  11. Immigrant Resource Center of Maine Story,” Immigrant Resource Center of Maine, accessed August 22, 2019.
  12. Ibid.
  13. Building New Lives in Maine,” Maine Immigrant & Refugee Services, accessed August 22, 2019.
  14. Case Study 3: Lewiston New American Sustainable Agriculture Project (NASAP),” Cultivating New Americans: Refugee Garden & Farm Projects, accessed August 22, 2019.
  15. We are building an economy that works for everyone,” Coastal Enterprises, (CEI), accessed August 22, 2019; and see Betsy Biemann and Keith Bisson, “How to Grow a Local Nonprofit Mission to Scale: 6 Points of Practice,” Nonprofit Quarterly, October 16, 2018.
  16. For more on CDFIs, see
  17. We Believe in Food Justice for All,” Cultivating Community, accessed August 22, 2019.
  18. Community Food Assessment, Lewiston, Maine 2013 (Lewiston, ME: Good Food Council of Lewiston-Auburn, 2013).
  19. Good Food Council of Lewiston-Auburn (GFCLA), accessed August 22, 2019.
  20. L-A Community Food Charter,” Good Food Council of Lewiston-Auburn, accessed August 22, 2019.
  21. Cooperative Food Systems,” Cooperative Development Institute, accessed August 23, 2019.
  22. New Roots Cooperative Farm, accessed August 22, 2019.
  23. Maine Farmland Trust (MFT) was founded by a group of farmers and farm advocates in 1999 to help protect farmland,” Maine Farmland Trust, accessed August 22, 2019; and “History,” Land For Good, accessed August 22, 2019.
  24. Batula Ismail, interview with the author, August 20, 2016.
  25. Healthy Neighborhoods releases philosophy on property taxes for new development,” Growing Our Tree Streets, accessed August 22, 2019.
  26. Lewiston’s Tree Street Initiative,” John T. Gorman Foundation, June 8, 2019, accessed August 23, 2019.
  27. The Growing Our Tree Streets Draft Transformation Plan is now available!,” Growing Our Tree Streets, accessed August 22, 2019.
  28. Ibid.
  29. Steve Dubb, “Coalition Launches Rural Employee Ownership Transition Initiative in Maine,” Nonprofit Quarterly, November 2, 2018.
  30. Building better jobs and a fairer economy with worker cooperatives,” Democracy at Work Institute, US Federation of Worker Cooperatives, accessed August 23, 2019.
  31. Links to these projects are not yet available.
  32. Sustainable Livelihoods Relief Organization (SLRO), accessed August 23, 2019.
  33. About Us,” Isuken Co-Op, accessed August 23, 2019.

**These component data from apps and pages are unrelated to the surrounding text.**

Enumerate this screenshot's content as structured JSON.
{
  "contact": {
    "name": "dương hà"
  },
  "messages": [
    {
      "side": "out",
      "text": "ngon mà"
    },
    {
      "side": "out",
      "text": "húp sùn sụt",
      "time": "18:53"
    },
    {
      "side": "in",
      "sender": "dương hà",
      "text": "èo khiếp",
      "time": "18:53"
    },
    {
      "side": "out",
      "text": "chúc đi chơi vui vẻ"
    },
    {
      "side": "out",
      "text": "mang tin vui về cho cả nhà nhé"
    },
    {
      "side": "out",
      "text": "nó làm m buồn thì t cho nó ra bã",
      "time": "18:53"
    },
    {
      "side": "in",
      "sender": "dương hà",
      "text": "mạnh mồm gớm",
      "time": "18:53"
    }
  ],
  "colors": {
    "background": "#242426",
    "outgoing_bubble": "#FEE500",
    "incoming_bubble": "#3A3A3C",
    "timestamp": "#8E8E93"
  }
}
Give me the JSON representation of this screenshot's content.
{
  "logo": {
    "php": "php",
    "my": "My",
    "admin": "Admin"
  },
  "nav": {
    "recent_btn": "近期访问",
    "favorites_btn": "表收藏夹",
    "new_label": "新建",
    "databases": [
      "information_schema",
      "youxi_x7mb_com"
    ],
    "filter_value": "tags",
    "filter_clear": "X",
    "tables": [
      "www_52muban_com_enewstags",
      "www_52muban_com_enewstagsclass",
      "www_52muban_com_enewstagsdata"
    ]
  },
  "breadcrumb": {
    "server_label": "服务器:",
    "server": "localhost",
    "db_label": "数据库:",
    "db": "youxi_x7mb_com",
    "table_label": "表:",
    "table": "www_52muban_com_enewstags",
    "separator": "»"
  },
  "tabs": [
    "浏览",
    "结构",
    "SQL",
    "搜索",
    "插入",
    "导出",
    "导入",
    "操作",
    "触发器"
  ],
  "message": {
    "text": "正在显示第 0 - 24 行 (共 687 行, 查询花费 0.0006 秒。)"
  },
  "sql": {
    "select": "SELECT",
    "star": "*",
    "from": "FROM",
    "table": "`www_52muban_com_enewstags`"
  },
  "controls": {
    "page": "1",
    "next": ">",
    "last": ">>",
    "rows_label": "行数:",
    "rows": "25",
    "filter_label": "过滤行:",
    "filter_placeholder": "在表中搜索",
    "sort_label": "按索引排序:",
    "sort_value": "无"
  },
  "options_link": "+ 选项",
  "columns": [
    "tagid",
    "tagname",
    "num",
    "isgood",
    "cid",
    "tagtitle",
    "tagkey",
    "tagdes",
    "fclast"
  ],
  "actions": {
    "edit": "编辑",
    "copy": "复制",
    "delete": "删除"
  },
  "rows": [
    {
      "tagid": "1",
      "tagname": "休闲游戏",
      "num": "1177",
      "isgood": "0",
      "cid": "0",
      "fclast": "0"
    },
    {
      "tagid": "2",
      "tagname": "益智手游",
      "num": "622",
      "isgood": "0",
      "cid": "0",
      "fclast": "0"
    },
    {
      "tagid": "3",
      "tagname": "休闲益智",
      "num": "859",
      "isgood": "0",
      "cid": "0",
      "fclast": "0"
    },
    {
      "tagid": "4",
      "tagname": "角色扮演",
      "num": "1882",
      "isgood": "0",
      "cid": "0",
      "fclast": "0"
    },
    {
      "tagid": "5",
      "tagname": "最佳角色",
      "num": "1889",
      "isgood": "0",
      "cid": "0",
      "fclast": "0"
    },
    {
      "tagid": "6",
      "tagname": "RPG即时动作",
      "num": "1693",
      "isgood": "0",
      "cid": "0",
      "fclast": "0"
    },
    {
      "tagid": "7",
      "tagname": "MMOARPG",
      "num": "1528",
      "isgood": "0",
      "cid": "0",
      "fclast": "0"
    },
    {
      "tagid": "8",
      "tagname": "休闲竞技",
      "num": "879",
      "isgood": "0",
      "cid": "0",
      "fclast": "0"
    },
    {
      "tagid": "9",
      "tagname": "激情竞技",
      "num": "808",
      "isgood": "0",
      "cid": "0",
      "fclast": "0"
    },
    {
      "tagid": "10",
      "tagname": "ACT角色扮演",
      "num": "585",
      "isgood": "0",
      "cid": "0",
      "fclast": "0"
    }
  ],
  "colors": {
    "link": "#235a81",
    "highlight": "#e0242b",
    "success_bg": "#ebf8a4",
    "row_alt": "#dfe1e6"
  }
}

  34. L-A Metro Chamber offers three-workshop series on business exit, retirement,” Turner Publishing Incorporated, January 12, 2019.
  35. Quote obtained by the author during the meeting.